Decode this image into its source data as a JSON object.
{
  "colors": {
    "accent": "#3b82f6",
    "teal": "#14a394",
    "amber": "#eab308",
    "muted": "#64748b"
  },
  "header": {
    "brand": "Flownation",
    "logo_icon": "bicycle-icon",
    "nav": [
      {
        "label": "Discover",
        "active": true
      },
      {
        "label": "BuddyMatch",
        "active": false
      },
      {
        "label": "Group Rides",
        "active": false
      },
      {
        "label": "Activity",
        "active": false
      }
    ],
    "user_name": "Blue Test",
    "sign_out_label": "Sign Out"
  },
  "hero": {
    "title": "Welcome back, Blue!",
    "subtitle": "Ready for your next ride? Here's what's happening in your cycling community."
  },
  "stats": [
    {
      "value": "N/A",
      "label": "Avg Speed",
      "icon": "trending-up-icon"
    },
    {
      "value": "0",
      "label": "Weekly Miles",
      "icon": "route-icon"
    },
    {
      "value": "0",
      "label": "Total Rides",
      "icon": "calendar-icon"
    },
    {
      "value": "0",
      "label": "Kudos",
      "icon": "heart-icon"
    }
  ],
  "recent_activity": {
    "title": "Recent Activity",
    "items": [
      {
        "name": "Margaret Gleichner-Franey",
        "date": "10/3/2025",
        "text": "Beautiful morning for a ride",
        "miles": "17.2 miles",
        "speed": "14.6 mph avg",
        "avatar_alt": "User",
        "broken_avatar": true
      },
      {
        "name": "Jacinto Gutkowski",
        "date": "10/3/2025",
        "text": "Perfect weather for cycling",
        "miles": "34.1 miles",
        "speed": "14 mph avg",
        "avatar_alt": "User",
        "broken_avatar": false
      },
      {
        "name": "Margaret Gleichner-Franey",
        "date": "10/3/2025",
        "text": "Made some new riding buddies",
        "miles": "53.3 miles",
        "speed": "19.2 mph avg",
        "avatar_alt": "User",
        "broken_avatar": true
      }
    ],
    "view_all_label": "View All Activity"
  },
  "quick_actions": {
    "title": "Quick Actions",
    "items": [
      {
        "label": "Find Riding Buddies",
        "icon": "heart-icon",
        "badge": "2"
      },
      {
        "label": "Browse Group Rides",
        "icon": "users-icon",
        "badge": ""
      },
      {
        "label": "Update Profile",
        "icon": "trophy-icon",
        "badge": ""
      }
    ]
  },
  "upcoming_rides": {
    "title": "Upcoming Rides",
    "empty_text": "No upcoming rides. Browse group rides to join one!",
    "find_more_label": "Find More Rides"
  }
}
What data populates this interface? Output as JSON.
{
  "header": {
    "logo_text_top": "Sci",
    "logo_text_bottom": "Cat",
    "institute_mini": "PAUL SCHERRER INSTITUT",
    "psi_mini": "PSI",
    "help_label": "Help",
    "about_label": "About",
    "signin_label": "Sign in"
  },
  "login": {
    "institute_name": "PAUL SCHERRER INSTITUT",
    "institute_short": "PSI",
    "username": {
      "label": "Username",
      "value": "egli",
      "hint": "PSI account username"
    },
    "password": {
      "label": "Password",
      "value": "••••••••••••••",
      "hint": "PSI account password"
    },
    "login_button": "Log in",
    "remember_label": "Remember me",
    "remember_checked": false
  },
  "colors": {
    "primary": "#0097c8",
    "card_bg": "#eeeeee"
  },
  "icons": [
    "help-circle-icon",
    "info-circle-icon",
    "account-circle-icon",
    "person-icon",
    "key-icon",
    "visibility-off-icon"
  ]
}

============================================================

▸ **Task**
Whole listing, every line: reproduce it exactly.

▸ **Your solution**
Decode this image into its source data as a JSON object.
{
  "colors": {
    "accent": "#3b82f6",
    "teal": "#14a394",
    "amber": "#eab308",
    "muted": "#64748b"
  },
  "header": {
    "brand": "Flownation",
    "logo_icon": "bicycle-icon",
    "nav": [
      {
        "label": "Discover",
        "active": true
      },
      {
        "label": "BuddyMatch",
        "active": false
      },
      {
        "label": "Group Rides",
        "active": false
      },
      {
        "label": "Activity",
        "active": false
      }
    ],
    "user_name": "Blue Test",
    "sign_out_label": "Sign Out"
  },
  "hero": {
    "title": "Welcome back, Blue!",
    "subtitle": "Ready for your next ride? Here's what's happening in your cycling community."
  },
  "stats": [
    {
      "value": "N/A",
      "label": "Avg Speed",
      "icon": "trending-up-icon"
    },
    {
      "value": "0",
      "label": "Weekly Miles",
      "icon": "route-icon"
    },
    {
      "value": "0",
      "label": "Total Rides",
      "icon": "calendar-icon"
    },
    {
      "value": "0",
      "label": "Kudos",
      "icon": "heart-icon"
    }
  ],
  "recent_activity": {
    "title": "Recent Activity",
    "items": [
      {
        "name": "Margaret Gleichner-Franey",
        "date": "10/3/2025",
        "text": "Beautiful morning for a ride",
        "miles": "17.2 miles",
        "speed": "14.6 mph avg",
        "avatar_alt": "User",
        "broken_avatar": true
      },
      {
        "name": "Jacinto Gutkowski",
        "date": "10/3/2025",
        "text": "Perfect weather for cycling",
        "miles": "34.1 miles",
        "speed": "14 mph avg",
        "avatar_alt": "User",
        "broken_avatar": false
      },
      {
        "name": "Margaret Gleichner-Franey",
        "date": "10/3/2025",
        "text": "Made some new riding buddies",
        "miles": "53.3 miles",
        "speed": "19.2 mph avg",
        "avatar_alt": "User",
        "broken_avatar": true
      }
    ],
    "view_all_label": "View All Activity"
  },
  "quick_actions": {
    "title": "Quick Actions",
    "items": [
      {
        "label": "Find Riding Buddies",
        "icon": "heart-icon",
        "badge": "2"
      },
      {
        "label": "Browse Group Rides",
        "icon": "users-icon",
        "badge": ""
      },
      {
        "label": "Update Profile",
        "icon": "trophy-icon",
        "badge": ""
      }
    ]
  },
  "upcoming_rides": {
    "title": "Upcoming Rides",
    "empty_text": "No upcoming rides. Browse group rides to join one!",
    "find_more_label": "Find More Rides"
  }
}
What data populates this interface? Output as JSON.
{
  "header": {
    "logo_text_top": "Sci",
    "logo_text_bottom": "Cat",
    "institute_mini": "PAUL SCHERRER INSTITUT",
    "psi_mini": "PSI",
    "help_label": "Help",
    "about_label": "About",
    "signin_label": "Sign in"
  },
  "login": {
    "institute_name": "PAUL SCHERRER INSTITUT",
    "institute_short": "PSI",
    "username": {
      "label": "Username",
      "value": "egli",
      "hint": "PSI account username"
    },
    "password": {
      "label": "Password",
      "value": "••••••••••••••",
      "hint": "PSI account password"
    },
    "login_button": "Log in",
    "remember_label": "Remember me",
    "remember_checked": false
  },
  "colors": {
    "primary": "#0097c8",
    "card_bg": "#eeeeee"
  },
  "icons": [
    "help-circle-icon",
    "info-circle-icon",
    "account-circle-icon",
    "person-icon",
    "key-icon",
    "visibility-off-icon"
  ]
}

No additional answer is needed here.